North American Orchid Conservation Center (NAOCC)
In nature, orchids depend on mycorrhizal fungi for seed germination and to provide a source of energy.
(courtesy RS Currah)
Approximately 250 species of native orchids occur in North America. Almost half of these species are under severe threat due to habitat destruction and many species are likely to become extinct unless action is taken soon to conserve them and their fungal partners.
In recognition of this problem, the North American Center for Conservation of Native Orchids (NAOCC) was established by the Smithsonian Environmental Research Center (Edgewater, MD) and the United States Botanic Garden (Washington, D.C.). Two meetings (June 25-26, 2012 and Mar 24-25, 2014) have brought together representatives from several botanic gardens, seed repositories and fungal culture banks.
A major goal of the NAOCC is to enhance knowledge of orchid biology. A newly developed interactive website, Go orchids, offers a mechanism to identify and learn about the features of North American native orchids.

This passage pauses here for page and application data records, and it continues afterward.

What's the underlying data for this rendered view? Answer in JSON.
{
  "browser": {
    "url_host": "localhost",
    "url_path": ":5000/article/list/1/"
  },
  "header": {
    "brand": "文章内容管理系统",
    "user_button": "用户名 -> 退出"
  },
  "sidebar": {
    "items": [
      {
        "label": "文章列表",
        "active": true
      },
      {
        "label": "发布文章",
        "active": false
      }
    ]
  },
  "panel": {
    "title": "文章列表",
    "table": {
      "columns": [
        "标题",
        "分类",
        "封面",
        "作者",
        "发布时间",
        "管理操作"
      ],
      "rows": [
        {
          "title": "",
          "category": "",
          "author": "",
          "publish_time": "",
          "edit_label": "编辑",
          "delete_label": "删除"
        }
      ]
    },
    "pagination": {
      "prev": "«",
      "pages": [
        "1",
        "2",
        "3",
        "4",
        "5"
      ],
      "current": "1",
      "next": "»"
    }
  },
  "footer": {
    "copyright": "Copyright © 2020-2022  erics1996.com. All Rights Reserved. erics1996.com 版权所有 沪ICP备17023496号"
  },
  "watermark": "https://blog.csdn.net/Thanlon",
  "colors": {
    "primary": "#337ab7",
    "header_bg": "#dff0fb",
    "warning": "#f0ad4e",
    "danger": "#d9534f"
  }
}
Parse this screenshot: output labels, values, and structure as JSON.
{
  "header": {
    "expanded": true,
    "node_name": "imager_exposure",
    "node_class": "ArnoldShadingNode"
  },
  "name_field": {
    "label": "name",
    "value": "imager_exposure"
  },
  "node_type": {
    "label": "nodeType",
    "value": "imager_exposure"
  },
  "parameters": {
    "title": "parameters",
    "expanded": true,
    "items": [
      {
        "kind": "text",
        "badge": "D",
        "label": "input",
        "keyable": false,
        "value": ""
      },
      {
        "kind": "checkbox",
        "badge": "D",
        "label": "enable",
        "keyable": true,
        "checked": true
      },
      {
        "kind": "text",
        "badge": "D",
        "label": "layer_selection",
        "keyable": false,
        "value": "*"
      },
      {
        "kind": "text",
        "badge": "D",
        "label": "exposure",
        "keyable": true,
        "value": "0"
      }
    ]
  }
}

Other goals are to establish seed and fungal banks that represent the broad genetic diversity of both partners, to develop protocols for propagation and restoration of native orchids, and to promote habitat conservation and restoration through partnerships with landowners and societies.
Germinating orchid seed
(courtesy RS Currah)
Current partners include the Smithsonian Environmental Research Center, the Smithsonian Gardens, the National Museum of Natural History, the National Zoological Park, the National Museum of the American Indian, the United States Botanic Garden, Alaska Botanical Garden, Atlanta Botanical Garden, Chicago Botanic Garden, Desert Botanical Garden, the Microfungus Collection and Herbarium, Illinois College, The Center for Plant Conservation, New England Wild Flower Society, The Nature Conservancy, Bureau of Land Management, Mt. Cuba Center Inc., Duke Farms. Collaborations with other agencies and organizations that work with, or are responsible for, conservation and management of native orchid populations are envisaged.
Learn more about the NAOCC and orchid science. View video or brochure.
Conserving orchid fungi at the UAMH
Our role with the NAOCC is to conserve the genetic diversity of orchid mycorrhizal fungi. The UAMH bank of orchid mycorrhizal fungi (see list) is an invaluable resource established over many years of research work by R.S. Currah (University of Alberta), L.W. Zettler (Illinois College, Jacksonville, IL) and others. The research of L.W. Zettler focuses on conservation of threatened orchids and the symbiotic germination of orchid seed with host-specific and locally adapted mycorrhizal fungi. Approximately 70 isolates have been demonstrated to initiate symbiotic seed germination in vitro (See Zettler et al 2011, Keel et al 2011). In 2013, 51 isolates were received for deposit and included Ceratorhiza and Epulorhiza species obtained from rare or endangered orchid species. These added to the 250 isolates orchid mycorrhizal fungi already accessioned. Over 50 isolates held in UAMH are derived from the U.S. Federally threatened eastern prairie fringed orchid Platanthera leucophaea.
For more on the role of the UAMH in conservation of orchid fungi see Sigler NAOCC presentation (pdf).
Cryopreservation or freezing in liquid nitrogen (LN) is the method of choice for long-term storage of nonsporulating fungi, but a number of variables can affect recovery including the fungal species, the cryoprotectant, the age of the culture and possible presence of staling compounds. Among the most difficult to preserve are some ecto- and orchid mycorrhizal fungi. Based on a report by Stielow JB et al (Mycologia 2012; 104:324-330) who described improved recovery from freezing when isolates were grown on charcoal filter paper, we have conducted trials on several ectomycorrhizal and orchid mycorrhizal fungi that had previously failed to survive LN or gave very poor recovery in multiple preservation attempts. Results to date indicate higher rates of recovery for both groups of fungi and optimum results when the filter paper is well colonized. The method is more labor intensive and time consuming than our usual method using straws, but appears to be of value for preserving important orchid and ectomycorrhizal fungi.